This also offers the opportunity for the budding entrepreneurs in Makka and Medina. Check that you are not paying the extra Rs50 when you dont have to. Also, some of them will sell you half the card for Rs75. There are so many of them, just walk away and move to the next guy.

Internet Banking

The number one rule: Update your profile to receive your One Time Password (OTP) via email. By default, most people receive their OTP via SMS. Unless you have international roaming activated and WORKING, you may not receive this, which may stop you from performing any transactions via the Internet.

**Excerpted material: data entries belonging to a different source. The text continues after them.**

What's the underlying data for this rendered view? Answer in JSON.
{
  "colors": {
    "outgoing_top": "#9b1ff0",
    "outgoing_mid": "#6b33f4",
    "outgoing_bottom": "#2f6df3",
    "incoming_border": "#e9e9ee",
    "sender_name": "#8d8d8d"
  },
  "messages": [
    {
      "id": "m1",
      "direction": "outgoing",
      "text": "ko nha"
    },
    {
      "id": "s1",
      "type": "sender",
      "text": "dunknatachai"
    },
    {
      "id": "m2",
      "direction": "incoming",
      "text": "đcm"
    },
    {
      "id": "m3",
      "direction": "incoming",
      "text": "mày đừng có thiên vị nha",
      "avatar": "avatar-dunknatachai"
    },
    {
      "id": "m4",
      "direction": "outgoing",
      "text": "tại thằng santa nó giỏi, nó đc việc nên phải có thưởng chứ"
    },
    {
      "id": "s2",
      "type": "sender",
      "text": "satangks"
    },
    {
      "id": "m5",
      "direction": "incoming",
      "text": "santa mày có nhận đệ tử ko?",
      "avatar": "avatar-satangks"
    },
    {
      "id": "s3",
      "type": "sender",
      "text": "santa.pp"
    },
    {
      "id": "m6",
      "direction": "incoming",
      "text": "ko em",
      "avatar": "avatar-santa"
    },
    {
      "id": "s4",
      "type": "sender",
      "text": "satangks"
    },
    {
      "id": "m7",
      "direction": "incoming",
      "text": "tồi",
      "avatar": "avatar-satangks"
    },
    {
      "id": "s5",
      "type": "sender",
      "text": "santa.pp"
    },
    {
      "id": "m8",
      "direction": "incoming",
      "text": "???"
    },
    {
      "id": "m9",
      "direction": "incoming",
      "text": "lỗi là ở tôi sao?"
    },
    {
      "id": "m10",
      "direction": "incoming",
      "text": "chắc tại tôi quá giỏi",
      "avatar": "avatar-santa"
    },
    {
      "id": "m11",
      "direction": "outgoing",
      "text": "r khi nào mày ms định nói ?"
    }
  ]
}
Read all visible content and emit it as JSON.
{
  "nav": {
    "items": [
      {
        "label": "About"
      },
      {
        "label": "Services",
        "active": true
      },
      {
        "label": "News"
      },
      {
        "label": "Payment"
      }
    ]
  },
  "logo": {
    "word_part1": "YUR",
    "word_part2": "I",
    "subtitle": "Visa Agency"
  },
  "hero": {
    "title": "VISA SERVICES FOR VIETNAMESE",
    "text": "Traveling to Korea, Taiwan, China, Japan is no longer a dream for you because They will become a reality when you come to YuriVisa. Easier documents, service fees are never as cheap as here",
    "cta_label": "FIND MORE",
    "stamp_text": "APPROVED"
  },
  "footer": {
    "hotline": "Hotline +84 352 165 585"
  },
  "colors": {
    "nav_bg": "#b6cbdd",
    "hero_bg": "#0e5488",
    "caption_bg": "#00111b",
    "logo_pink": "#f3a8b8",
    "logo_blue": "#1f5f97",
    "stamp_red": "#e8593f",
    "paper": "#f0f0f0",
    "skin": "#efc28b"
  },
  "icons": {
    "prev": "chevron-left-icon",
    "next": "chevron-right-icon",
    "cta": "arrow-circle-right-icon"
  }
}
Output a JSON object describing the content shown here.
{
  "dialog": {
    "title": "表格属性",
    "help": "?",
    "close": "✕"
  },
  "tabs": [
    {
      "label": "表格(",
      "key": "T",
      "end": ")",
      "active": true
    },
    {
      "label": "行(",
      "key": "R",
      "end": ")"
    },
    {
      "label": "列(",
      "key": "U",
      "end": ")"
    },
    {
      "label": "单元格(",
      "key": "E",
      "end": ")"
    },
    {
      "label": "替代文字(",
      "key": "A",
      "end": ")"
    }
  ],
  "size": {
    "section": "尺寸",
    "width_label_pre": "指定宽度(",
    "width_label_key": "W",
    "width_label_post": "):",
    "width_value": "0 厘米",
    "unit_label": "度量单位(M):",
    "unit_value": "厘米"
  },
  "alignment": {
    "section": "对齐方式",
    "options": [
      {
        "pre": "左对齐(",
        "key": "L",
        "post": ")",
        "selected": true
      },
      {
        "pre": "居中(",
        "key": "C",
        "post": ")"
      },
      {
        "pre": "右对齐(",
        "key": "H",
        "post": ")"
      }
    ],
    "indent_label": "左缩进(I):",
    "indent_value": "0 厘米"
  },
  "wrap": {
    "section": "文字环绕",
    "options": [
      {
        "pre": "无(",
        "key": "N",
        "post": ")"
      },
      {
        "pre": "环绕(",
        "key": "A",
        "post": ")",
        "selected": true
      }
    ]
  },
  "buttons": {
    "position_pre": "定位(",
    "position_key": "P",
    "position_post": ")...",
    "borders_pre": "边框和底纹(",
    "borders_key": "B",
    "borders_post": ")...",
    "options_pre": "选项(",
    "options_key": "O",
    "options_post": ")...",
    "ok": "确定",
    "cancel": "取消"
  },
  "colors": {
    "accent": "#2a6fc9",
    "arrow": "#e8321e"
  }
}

Standard Bank users can only opt to receive their OTP via SMS or email. FNB users have the option of receiving the OTP via email in addition to SMS.

However, for both of them, you need to setup the OTP via email before leaving your hometown. Usually someone from the branch has to phone you, ask you to verify your details, etc. before they set this.

For Standard Bank, if you set up a recipient, you will not need to enter a OTP when doing a transfer to them.

ATMs, Banking in General

Please check that your card does not expire whilst you are on Haj. Banks usually have your new card a month before they expire, and you can request them to send you one earlier as well.

You are able to do cash withdrawals at Al Rajhi bank. In Makka, they are situated in front of the Hilton hotel. In Medina, there’s an ATM on the first floor of the Hilton Hotel. In most of the more modern malls, they do accept cards. Some of the smaller shops usually share one machine that services a group of them, so you may have to walk to another point to have your card swiped.

Wires

Make a checklist of all the wires and cables you need to take with. Its annoying to be on the other side of the world only to discover you dont have a cable you need.

Back Home Preparation

Apart from checking that you are hooked up, ensure that your family is likewise. Are they able to connect to the Internet, start skype, etc.? Does their webcam give a grainy or feed, etc.? Run a few checks before you leave, and also put them in contact with someone thats knowledgeable. If they are going to use someone else’s Internet connection, ensure that you have budgeted for this as well.

Lastly,

Where possible, assist your fellow Hujaaj if you can. The Holy Prophet Muhammad (PBUH) said that the best of people are those who assist others, and how much greater is this in the Holy Cities. If you find any of these tips handy, please make Duah that the Almighty grants the author to apply these tips himself in the Holy Lands, Insha Allah

[Video] Shaykh Sadullah Khan’s Khutbah at Claremont Main Road Masjid

Posted on the September 4th, 2010 under Internet,Reflections/Thoughts by

The khutbah is available online, but sometimes it’s just easier to watch it online.